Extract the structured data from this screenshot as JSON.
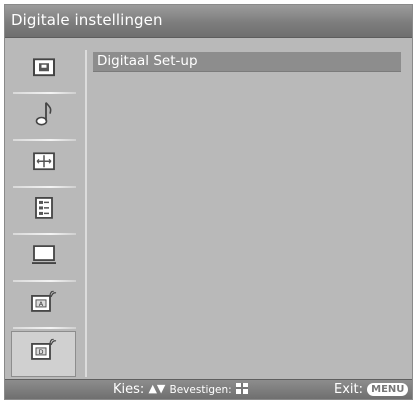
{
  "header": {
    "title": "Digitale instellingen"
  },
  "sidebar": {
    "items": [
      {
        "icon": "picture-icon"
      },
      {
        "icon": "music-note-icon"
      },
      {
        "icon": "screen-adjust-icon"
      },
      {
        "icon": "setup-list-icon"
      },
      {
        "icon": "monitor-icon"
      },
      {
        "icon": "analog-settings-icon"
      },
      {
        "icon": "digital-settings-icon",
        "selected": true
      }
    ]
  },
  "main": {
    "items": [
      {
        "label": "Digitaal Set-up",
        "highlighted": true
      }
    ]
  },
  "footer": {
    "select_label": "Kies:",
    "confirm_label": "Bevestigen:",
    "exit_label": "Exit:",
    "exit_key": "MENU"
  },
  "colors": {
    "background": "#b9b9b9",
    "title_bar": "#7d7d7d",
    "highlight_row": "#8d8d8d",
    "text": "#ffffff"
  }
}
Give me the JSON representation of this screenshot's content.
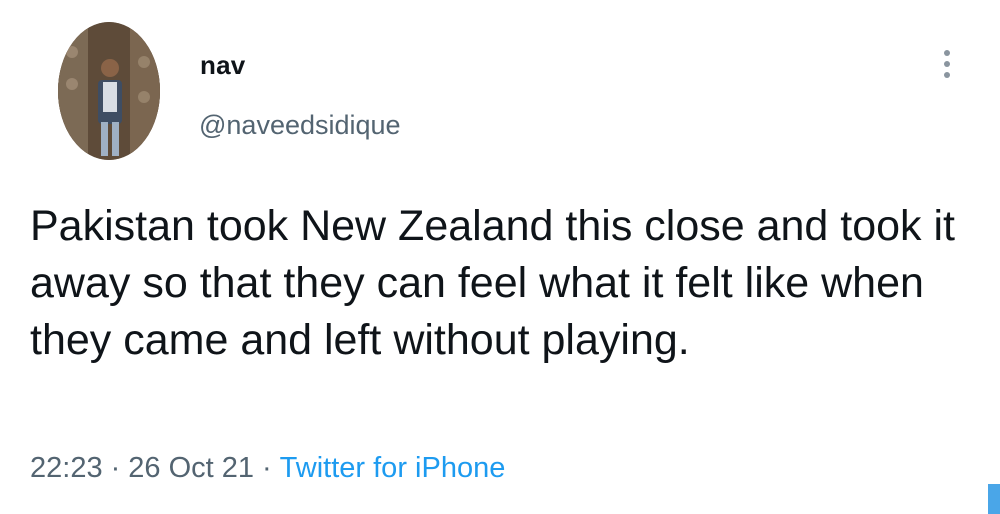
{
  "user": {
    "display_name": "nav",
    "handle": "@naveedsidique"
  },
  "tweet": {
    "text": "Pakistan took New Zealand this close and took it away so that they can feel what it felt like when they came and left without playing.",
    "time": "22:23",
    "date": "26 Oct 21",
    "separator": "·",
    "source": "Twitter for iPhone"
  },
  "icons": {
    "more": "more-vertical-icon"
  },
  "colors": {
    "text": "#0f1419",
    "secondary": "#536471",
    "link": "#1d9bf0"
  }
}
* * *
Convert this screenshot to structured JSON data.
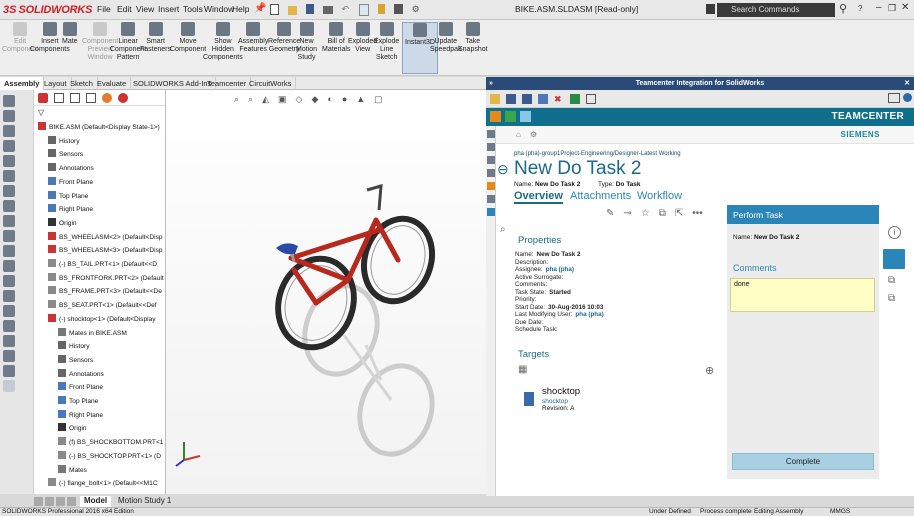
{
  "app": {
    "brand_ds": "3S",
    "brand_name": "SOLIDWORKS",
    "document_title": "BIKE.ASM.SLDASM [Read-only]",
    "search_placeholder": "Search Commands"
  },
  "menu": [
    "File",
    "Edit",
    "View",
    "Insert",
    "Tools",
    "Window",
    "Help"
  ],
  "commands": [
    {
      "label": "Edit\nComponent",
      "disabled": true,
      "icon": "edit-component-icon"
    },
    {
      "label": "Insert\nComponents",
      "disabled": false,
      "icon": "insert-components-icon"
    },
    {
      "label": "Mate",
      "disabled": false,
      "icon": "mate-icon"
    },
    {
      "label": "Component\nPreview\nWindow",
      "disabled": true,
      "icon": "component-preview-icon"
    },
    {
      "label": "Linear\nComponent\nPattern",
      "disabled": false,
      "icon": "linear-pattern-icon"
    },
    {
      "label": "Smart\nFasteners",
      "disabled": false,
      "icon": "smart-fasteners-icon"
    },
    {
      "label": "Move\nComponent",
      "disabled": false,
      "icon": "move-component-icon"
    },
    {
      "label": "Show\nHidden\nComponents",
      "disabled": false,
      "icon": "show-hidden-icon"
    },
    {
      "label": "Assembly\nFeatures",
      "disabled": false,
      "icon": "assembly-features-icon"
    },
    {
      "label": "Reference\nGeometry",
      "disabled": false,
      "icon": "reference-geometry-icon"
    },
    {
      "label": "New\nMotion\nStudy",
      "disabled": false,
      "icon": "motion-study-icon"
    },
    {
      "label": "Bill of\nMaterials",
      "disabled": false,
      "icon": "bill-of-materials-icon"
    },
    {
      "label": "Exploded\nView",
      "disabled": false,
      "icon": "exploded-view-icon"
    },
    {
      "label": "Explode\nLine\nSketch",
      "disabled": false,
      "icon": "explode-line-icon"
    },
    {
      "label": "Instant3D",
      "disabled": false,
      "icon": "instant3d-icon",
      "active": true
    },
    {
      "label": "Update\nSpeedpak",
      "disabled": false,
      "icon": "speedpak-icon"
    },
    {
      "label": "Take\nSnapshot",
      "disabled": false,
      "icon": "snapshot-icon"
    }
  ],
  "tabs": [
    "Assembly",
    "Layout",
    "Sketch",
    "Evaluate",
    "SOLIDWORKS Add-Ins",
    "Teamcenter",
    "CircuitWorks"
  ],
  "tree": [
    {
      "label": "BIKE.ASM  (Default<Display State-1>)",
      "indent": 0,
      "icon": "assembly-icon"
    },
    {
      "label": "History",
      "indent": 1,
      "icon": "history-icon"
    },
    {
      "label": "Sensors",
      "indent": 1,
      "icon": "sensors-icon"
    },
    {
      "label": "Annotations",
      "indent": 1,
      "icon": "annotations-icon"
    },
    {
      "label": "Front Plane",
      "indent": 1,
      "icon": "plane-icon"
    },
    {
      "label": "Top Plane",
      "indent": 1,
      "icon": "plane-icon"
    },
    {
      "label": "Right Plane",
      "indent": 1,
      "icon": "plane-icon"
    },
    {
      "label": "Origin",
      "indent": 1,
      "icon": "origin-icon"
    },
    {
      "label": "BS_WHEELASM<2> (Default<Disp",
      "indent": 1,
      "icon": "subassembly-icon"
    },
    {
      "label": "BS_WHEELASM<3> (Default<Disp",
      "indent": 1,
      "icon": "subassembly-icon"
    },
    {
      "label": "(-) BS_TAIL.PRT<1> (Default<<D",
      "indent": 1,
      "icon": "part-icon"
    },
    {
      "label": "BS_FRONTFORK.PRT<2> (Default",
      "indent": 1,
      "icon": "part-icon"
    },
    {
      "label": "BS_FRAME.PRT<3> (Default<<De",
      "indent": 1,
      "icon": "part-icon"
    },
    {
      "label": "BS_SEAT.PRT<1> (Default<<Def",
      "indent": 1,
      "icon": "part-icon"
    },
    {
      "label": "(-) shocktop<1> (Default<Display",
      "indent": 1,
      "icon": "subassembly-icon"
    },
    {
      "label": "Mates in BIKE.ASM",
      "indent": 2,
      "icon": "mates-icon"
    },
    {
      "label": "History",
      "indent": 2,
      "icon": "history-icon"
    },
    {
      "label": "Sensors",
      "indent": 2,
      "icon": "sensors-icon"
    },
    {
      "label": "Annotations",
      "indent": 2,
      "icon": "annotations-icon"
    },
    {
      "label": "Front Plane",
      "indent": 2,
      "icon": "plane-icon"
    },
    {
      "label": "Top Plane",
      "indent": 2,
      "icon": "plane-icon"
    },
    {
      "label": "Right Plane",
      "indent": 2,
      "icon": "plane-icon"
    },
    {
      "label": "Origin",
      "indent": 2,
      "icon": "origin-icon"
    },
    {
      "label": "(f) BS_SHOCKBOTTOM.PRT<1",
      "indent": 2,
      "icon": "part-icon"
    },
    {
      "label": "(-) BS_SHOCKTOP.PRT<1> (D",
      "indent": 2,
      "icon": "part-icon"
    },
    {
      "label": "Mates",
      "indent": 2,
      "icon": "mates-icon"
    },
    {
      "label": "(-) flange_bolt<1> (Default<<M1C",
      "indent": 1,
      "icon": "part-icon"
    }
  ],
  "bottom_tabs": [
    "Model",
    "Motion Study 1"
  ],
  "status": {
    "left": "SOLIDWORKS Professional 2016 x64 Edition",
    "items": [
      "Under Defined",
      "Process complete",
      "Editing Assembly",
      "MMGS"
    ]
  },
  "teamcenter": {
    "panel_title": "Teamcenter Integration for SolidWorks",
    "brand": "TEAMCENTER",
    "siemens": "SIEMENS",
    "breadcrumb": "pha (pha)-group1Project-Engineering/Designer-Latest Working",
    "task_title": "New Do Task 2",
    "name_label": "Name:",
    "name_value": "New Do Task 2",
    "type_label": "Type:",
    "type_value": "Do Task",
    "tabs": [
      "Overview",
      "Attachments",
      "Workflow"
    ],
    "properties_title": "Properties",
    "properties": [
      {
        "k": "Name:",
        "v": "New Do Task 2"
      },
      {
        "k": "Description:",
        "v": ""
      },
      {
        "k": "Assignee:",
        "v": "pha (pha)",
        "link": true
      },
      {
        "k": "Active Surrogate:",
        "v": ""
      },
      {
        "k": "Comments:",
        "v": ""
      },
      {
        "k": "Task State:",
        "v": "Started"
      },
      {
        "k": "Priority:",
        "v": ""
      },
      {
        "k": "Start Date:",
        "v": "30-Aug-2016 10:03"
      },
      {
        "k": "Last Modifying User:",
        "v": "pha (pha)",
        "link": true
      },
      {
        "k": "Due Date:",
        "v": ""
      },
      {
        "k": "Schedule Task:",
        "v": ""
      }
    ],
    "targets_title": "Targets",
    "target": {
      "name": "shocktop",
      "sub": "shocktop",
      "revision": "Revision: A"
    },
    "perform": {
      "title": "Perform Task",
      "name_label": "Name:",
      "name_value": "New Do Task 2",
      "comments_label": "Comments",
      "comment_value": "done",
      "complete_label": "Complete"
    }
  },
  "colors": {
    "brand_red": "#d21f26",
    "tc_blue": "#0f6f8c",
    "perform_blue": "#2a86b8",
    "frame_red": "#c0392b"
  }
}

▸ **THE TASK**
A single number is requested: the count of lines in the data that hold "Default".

▸ **SOLUTION TO THE PROBLEM**
9